CONTEXT New York
The struggle with art fairs is two fold – how do you differentiate yourself from the competition in a meaningful way and how do you present yourself as more than a giant tent sale. CONTEXT Art Fair located at Pier 94 is the sister fair of CONTEXT Art Miami. They tick off a lot of the right boxes. There’s sponsored art works in the hall including a large politically themed work at the entrance by Jason Myers featuring 99 abstracted portraits representing the 99% of the population who’s concerns are faceless to the 1% controlling interest of the country – an interesting statement for an art fair – proceeds going to assorted charitable foundations. They have celebrity artwork in the expressionist paintings of Jason Newsted, formerly of Metallica. I’m not sure what Munch would have thought of …And Justice for All but there’s a pretty good chance he’d want the bass remixed. CONTEXT has also scheduled a series of panel conversations on a variety of topics. I caught the end of one titled Women Disrupting the Art World which interestingly turned to a discussion on technology in art.

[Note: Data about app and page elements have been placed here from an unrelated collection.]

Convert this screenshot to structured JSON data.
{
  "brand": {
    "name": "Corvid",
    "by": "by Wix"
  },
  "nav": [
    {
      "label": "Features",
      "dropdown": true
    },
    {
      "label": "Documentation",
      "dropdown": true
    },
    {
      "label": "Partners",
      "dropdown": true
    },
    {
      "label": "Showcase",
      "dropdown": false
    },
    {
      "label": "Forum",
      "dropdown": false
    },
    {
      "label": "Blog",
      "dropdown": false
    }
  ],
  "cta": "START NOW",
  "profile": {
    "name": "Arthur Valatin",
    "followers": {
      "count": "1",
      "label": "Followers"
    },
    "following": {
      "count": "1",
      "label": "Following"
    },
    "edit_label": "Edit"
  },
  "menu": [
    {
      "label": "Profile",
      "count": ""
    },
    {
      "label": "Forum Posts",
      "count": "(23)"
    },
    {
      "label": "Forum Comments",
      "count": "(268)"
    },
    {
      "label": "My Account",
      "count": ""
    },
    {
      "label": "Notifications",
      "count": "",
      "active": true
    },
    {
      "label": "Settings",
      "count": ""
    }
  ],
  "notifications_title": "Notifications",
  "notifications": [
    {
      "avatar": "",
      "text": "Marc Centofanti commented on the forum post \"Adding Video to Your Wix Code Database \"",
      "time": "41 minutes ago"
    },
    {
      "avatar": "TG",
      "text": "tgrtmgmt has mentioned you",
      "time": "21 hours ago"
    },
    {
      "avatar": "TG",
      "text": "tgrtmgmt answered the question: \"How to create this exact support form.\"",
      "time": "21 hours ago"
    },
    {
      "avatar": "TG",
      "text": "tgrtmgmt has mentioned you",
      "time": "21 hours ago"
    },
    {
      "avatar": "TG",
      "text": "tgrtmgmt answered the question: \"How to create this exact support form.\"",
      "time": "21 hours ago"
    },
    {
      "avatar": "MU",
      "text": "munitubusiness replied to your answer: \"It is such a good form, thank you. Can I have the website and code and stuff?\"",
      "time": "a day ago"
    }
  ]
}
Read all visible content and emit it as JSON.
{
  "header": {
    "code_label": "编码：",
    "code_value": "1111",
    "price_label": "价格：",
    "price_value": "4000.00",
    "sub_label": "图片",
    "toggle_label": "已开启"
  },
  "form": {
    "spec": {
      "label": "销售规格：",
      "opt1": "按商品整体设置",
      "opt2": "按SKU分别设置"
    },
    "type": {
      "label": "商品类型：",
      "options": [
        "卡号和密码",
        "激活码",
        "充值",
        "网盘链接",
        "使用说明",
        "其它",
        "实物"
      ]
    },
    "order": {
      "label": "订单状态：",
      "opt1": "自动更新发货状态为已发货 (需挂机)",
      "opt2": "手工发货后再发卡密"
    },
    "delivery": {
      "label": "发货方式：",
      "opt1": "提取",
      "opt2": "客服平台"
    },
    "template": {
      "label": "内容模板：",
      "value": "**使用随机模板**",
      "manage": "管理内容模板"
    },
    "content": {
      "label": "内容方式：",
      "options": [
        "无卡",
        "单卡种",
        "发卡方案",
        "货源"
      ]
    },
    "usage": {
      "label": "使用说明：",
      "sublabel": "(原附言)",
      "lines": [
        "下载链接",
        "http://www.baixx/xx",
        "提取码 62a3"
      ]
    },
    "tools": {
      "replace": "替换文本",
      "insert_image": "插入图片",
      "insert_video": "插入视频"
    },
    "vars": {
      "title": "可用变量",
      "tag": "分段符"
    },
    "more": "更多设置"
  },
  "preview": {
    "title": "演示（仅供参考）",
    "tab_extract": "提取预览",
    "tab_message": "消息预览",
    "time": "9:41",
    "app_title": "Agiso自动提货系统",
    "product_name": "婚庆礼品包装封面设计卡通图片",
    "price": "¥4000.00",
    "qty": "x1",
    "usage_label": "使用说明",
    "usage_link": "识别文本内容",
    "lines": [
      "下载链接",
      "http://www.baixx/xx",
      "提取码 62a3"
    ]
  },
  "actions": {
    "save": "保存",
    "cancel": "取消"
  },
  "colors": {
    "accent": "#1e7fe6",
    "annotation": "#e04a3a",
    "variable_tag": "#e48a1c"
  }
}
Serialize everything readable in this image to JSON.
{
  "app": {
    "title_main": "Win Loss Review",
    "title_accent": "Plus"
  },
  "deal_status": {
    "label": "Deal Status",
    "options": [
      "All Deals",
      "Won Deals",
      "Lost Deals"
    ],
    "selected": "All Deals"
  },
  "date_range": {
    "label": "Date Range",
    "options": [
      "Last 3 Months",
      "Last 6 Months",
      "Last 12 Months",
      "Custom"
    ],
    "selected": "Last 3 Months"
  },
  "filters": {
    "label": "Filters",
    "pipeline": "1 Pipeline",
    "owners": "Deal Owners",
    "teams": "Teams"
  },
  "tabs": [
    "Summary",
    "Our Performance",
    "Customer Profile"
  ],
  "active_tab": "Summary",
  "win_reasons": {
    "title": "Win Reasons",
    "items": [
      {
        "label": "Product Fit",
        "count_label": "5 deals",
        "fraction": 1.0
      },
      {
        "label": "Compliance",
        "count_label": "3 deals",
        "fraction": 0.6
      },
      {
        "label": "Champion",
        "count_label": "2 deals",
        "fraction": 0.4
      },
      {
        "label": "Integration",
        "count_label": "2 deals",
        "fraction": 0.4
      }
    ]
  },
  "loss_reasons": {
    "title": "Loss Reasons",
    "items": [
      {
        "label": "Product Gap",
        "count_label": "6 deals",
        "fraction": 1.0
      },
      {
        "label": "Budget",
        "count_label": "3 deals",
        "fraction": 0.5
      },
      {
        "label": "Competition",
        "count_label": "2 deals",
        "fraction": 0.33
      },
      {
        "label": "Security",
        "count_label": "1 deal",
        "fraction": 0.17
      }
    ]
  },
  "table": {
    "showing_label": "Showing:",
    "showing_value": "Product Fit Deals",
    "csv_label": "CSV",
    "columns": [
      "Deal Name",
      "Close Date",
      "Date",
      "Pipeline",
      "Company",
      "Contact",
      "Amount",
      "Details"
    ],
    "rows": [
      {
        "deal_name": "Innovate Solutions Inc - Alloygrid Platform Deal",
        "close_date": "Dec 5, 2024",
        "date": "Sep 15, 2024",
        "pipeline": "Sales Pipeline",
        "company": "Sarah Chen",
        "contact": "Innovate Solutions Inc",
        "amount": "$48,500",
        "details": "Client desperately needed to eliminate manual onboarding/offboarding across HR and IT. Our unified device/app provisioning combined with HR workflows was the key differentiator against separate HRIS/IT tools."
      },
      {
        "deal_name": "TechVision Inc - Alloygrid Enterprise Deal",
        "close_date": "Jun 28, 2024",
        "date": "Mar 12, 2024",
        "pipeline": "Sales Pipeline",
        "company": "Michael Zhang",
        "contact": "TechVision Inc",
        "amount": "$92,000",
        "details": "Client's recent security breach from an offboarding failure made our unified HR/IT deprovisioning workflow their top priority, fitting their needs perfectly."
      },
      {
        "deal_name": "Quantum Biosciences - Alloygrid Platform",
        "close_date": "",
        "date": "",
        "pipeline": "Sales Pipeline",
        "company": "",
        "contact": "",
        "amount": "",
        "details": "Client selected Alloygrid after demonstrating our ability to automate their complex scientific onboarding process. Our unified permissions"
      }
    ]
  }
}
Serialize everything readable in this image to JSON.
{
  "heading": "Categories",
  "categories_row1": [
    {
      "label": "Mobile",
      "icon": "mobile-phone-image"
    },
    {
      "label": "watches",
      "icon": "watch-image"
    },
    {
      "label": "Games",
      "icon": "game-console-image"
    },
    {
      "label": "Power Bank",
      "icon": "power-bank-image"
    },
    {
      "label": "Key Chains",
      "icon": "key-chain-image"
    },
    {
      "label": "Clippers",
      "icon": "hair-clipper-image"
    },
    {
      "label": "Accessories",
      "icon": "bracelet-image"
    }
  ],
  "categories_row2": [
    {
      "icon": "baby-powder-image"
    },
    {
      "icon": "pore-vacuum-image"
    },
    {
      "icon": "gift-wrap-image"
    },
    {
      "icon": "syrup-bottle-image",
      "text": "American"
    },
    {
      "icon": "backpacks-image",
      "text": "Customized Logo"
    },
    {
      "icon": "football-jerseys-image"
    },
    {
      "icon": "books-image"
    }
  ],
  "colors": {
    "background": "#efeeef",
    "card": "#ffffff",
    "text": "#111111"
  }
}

It’s impossible to walk through an art fair or museum – or anywhere really – and not be constantly reminded of the pervasiveness of social media. One of the more popular booths at the show is Galeria Casa Cuadrada from Bogota whose booth is Instagram-ready. They prominently feature work by the sculptor Fidia Falaschetti who created an installation of security cameras repainted with logos of social media platforms. He also has a series of reconfigured cartoon characters in chrome and gold plating that screamed for attention. The back wall of the booth features large, vibrantly colored paintings by Rafa Macarron of whimsical characters in a fantastic landscape.
Gibbons&Nicholas, an Irish art concern, is showing a series of paintings by Marty Kelly that seem to depict a type of twilight existence – or a slightly menacing dream state. They also have a corner of paintings by Peter Burns who’s work has a medieval quality of myth telling, they’re charmingly painted with a long low note of apocalyptic despair.
Richard Koh Fine Art of Singapore is showing a pair of sculptures by Anne Samat titled “Huntsman.” These figures are made of common materials like rakes, washers, shovels, string and beads constructed to form beautifully abstracted symmetrical forms that have a hypnotic quality of icons or shrines.
In keeping with the theme of iconography, Jaeckel Gallery is showing a large two-paneled painting by Danny Rolph featuring images of Lou Reed and David Bowie. The work is anything but elegaic though, and the musician’s portraits are practically hidden in the swirl of color and texture. Rolph paints on semi-translucent panels used in construction. The paint is brightly colored and features hard-edged patterns contrasted by more brushy paint and collaged elements. He stacks the panels and makes use of the translucency to give added depth to the work.
Plenty to see – they make full use of the cavernous space of the pier. Given that this is only the second year of CONTEXT in New York it will be interesting to see how the fair develops in the future.